Entries from a dataset of interfaces:
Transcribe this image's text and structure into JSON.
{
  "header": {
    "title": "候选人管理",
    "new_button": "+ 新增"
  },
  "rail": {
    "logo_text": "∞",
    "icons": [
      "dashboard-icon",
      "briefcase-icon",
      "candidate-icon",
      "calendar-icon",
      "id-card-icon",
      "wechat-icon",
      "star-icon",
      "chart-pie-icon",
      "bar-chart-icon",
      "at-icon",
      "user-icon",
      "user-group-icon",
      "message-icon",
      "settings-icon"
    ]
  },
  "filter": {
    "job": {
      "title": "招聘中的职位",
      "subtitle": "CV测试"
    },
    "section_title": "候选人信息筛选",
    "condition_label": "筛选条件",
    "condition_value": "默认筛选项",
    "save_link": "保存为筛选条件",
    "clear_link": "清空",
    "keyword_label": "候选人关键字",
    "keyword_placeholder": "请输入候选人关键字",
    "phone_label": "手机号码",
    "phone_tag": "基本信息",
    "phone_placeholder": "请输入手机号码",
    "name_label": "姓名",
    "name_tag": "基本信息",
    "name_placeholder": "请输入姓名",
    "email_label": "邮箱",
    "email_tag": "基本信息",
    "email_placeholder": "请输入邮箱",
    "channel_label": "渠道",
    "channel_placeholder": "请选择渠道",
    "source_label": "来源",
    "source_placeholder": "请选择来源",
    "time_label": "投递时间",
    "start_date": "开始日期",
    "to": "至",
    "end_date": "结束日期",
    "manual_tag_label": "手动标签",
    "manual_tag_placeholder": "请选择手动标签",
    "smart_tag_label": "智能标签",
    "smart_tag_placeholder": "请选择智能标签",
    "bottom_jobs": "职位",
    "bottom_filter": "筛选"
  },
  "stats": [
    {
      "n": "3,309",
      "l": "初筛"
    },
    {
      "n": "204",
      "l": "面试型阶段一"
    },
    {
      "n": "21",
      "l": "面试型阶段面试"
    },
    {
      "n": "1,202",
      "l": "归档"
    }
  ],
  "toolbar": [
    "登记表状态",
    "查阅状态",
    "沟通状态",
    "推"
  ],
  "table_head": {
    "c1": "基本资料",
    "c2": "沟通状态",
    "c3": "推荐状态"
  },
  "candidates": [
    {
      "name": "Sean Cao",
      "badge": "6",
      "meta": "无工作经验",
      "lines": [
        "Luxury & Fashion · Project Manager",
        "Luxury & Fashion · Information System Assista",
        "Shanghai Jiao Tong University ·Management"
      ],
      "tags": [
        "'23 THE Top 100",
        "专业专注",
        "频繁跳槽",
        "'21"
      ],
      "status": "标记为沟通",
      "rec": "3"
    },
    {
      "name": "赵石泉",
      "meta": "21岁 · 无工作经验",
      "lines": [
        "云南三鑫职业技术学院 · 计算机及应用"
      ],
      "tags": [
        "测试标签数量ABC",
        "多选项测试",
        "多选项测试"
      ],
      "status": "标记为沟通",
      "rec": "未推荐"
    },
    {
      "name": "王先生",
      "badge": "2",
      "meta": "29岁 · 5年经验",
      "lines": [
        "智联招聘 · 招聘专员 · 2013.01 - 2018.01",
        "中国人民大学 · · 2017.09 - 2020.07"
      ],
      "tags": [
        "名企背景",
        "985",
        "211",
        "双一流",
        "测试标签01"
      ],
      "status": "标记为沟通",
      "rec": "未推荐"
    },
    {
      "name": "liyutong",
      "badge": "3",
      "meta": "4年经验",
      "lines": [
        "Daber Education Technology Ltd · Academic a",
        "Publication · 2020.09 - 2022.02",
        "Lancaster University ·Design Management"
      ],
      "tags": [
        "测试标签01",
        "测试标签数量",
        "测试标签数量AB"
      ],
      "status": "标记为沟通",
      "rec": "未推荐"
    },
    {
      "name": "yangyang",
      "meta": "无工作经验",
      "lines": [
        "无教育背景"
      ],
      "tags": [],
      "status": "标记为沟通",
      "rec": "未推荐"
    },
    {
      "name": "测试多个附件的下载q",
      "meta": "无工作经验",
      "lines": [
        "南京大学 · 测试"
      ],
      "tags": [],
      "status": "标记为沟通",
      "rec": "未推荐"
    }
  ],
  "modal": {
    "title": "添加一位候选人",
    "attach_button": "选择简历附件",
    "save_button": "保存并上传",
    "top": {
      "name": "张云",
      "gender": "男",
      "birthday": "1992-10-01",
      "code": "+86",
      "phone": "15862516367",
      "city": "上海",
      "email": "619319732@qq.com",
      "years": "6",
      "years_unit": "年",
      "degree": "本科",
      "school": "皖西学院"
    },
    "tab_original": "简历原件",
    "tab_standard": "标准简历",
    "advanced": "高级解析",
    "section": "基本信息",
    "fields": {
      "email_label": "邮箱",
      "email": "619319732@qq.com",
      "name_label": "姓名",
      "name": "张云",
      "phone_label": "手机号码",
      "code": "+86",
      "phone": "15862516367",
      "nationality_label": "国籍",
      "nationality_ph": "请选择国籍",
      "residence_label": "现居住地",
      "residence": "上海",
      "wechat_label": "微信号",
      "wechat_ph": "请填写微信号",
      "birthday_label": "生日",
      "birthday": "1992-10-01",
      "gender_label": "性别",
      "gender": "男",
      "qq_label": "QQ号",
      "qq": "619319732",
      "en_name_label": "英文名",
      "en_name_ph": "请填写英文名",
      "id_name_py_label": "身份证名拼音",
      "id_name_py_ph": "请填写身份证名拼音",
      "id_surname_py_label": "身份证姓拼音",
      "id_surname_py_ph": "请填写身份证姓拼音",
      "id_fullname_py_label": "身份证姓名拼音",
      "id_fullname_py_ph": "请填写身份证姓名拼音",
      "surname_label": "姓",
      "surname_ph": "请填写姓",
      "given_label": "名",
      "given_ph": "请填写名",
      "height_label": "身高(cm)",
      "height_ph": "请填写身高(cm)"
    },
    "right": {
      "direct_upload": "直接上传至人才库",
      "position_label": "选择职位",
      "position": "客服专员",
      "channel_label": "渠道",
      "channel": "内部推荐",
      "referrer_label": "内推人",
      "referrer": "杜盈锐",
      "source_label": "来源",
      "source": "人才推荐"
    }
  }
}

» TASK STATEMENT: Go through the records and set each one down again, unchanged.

» EXPECTED ANSWER:
Transcribe this image's text and structure into JSON.
{
  "header": {
    "title": "候选人管理",
    "new_button": "+ 新增"
  },
  "rail": {
    "logo_text": "∞",
    "icons": [
      "dashboard-icon",
      "briefcase-icon",
      "candidate-icon",
      "calendar-icon",
      "id-card-icon",
      "wechat-icon",
      "star-icon",
      "chart-pie-icon",
      "bar-chart-icon",
      "at-icon",
      "user-icon",
      "user-group-icon",
      "message-icon",
      "settings-icon"
    ]
  },
  "filter": {
    "job": {
      "title": "招聘中的职位",
      "subtitle": "CV测试"
    },
    "section_title": "候选人信息筛选",
    "condition_label": "筛选条件",
    "condition_value": "默认筛选项",
    "save_link": "保存为筛选条件",
    "clear_link": "清空",
    "keyword_label": "候选人关键字",
    "keyword_placeholder": "请输入候选人关键字",
    "phone_label": "手机号码",
    "phone_tag": "基本信息",
    "phone_placeholder": "请输入手机号码",
    "name_label": "姓名",
    "name_tag": "基本信息",
    "name_placeholder": "请输入姓名",
    "email_label": "邮箱",
    "email_tag": "基本信息",
    "email_placeholder": "请输入邮箱",
    "channel_label": "渠道",
    "channel_placeholder": "请选择渠道",
    "source_label": "来源",
    "source_placeholder": "请选择来源",
    "time_label": "投递时间",
    "start_date": "开始日期",
    "to": "至",
    "end_date": "结束日期",
    "manual_tag_label": "手动标签",
    "manual_tag_placeholder": "请选择手动标签",
    "smart_tag_label": "智能标签",
    "smart_tag_placeholder": "请选择智能标签",
    "bottom_jobs": "职位",
    "bottom_filter": "筛选"
  },
  "stats": [
    {
      "n": "3,309",
      "l": "初筛"
    },
    {
      "n": "204",
      "l": "面试型阶段一"
    },
    {
      "n": "21",
      "l": "面试型阶段面试"
    },
    {
      "n": "1,202",
      "l": "归档"
    }
  ],
  "toolbar": [
    "登记表状态",
    "查阅状态",
    "沟通状态",
    "推"
  ],
  "table_head": {
    "c1": "基本资料",
    "c2": "沟通状态",
    "c3": "推荐状态"
  },
  "candidates": [
    {
      "name": "Sean Cao",
      "badge": "6",
      "meta": "无工作经验",
      "lines": [
        "Luxury & Fashion · Project Manager",
        "Luxury & Fashion · Information System Assista",
        "Shanghai Jiao Tong University ·Management"
      ],
      "tags": [
        "'23 THE Top 100",
        "专业专注",
        "频繁跳槽",
        "'21"
      ],
      "status": "标记为沟通",
      "rec": "3"
    },
    {
      "name": "赵石泉",
      "meta": "21岁 · 无工作经验",
      "lines": [
        "云南三鑫职业技术学院 · 计算机及应用"
      ],
      "tags": [
        "测试标签数量ABC",
        "多选项测试",
        "多选项测试"
      ],
      "status": "标记为沟通",
      "rec": "未推荐"
    },
    {
      "name": "王先生",
      "badge": "2",
      "meta": "29岁 · 5年经验",
      "lines": [
        "智联招聘 · 招聘专员 · 2013.01 - 2018.01",
        "中国人民大学 · · 2017.09 - 2020.07"
      ],
      "tags": [
        "名企背景",
        "985",
        "211",
        "双一流",
        "测试标签01"
      ],
      "status": "标记为沟通",
      "rec": "未推荐"
    },
    {
      "name": "liyutong",
      "badge": "3",
      "meta": "4年经验",
      "lines": [
        "Daber Education Technology Ltd · Academic a",
        "Publication · 2020.09 - 2022.02",
        "Lancaster University ·Design Management"
      ],
      "tags": [
        "测试标签01",
        "测试标签数量",
        "测试标签数量AB"
      ],
      "status": "标记为沟通",
      "rec": "未推荐"
    },
    {
      "name": "yangyang",
      "meta": "无工作经验",
      "lines": [
        "无教育背景"
      ],
      "tags": [],
      "status": "标记为沟通",
      "rec": "未推荐"
    },
    {
      "name": "测试多个附件的下载q",
      "meta": "无工作经验",
      "lines": [
        "南京大学 · 测试"
      ],
      "tags": [],
      "status": "标记为沟通",
      "rec": "未推荐"
    }
  ],
  "modal": {
    "title": "添加一位候选人",
    "attach_button": "选择简历附件",
    "save_button": "保存并上传",
    "top": {
      "name": "张云",
      "gender": "男",
      "birthday": "1992-10-01",
      "code": "+86",
      "phone": "15862516367",
      "city": "上海",
      "email": "619319732@qq.com",
      "years": "6",
      "years_unit": "年",
      "degree": "本科",
      "school": "皖西学院"
    },
    "tab_original": "简历原件",
    "tab_standard": "标准简历",
    "advanced": "高级解析",
    "section": "基本信息",
    "fields": {
      "email_label": "邮箱",
      "email": "619319732@qq.com",
      "name_label": "姓名",
      "name": "张云",
      "phone_label": "手机号码",
      "code": "+86",
      "phone": "15862516367",
      "nationality_label": "国籍",
      "nationality_ph": "请选择国籍",
      "residence_label": "现居住地",
      "residence": "上海",
      "wechat_label": "微信号",
      "wechat_ph": "请填写微信号",
      "birthday_label": "生日",
      "birthday": "1992-10-01",
      "gender_label": "性别",
      "gender": "男",
      "qq_label": "QQ号",
      "qq": "619319732",
      "en_name_label": "英文名",
      "en_name_ph": "请填写英文名",
      "id_name_py_label": "身份证名拼音",
      "id_name_py_ph": "请填写身份证名拼音",
      "id_surname_py_label": "身份证姓拼音",
      "id_surname_py_ph": "请填写身份证姓拼音",
      "id_fullname_py_label": "身份证姓名拼音",
      "id_fullname_py_ph": "请填写身份证姓名拼音",
      "surname_label": "姓",
      "surname_ph": "请填写姓",
      "given_label": "名",
      "given_ph": "请填写名",
      "height_label": "身高(cm)",
      "height_ph": "请填写身高(cm)"
    },
    "right": {
      "direct_upload": "直接上传至人才库",
      "position_label": "选择职位",
      "position": "客服专员",
      "channel_label": "渠道",
      "channel": "内部推荐",
      "referrer_label": "内推人",
      "referrer": "杜盈锐",
      "source_label": "来源",
      "source": "人才推荐"
    }
  }
}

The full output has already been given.